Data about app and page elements
Segment Open
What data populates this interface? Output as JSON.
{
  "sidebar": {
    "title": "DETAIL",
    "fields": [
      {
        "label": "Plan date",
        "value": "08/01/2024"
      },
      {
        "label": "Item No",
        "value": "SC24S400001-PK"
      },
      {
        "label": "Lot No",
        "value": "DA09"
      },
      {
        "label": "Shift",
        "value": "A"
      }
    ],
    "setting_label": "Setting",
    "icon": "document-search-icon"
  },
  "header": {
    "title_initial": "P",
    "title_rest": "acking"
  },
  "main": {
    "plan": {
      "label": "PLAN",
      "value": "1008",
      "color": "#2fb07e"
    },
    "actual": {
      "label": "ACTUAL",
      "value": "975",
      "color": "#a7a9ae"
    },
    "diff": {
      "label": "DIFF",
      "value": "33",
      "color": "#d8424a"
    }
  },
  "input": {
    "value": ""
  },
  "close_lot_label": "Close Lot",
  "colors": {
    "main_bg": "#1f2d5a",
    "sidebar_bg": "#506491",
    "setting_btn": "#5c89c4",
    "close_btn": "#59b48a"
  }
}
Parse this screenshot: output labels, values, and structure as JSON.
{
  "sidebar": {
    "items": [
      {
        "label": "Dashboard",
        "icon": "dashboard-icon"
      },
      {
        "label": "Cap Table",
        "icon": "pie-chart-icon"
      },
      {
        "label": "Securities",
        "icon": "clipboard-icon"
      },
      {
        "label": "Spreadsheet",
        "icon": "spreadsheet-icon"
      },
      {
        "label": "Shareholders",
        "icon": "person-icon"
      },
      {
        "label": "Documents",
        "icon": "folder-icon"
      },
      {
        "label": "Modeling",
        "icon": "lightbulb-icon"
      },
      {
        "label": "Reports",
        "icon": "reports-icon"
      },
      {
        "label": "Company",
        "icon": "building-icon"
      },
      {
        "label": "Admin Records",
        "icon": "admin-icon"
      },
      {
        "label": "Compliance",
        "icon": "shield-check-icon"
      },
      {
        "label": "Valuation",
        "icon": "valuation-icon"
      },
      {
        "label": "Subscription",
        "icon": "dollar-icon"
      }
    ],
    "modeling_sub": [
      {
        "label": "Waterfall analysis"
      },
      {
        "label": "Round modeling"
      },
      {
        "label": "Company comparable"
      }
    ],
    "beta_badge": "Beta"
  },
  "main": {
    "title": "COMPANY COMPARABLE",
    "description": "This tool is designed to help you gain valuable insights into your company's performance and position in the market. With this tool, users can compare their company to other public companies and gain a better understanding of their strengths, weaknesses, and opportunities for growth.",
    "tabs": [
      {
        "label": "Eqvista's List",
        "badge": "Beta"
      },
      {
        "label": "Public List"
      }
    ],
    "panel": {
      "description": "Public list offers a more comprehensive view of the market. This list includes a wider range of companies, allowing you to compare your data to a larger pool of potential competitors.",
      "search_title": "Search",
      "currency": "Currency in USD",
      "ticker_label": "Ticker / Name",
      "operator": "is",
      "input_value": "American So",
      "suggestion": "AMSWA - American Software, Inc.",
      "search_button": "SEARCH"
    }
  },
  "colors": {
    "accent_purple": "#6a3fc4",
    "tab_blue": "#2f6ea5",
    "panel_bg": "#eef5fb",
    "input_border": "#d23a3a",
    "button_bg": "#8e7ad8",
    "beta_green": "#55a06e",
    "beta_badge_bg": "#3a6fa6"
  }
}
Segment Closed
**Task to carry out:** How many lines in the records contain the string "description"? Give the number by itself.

**Solution to this task:** 2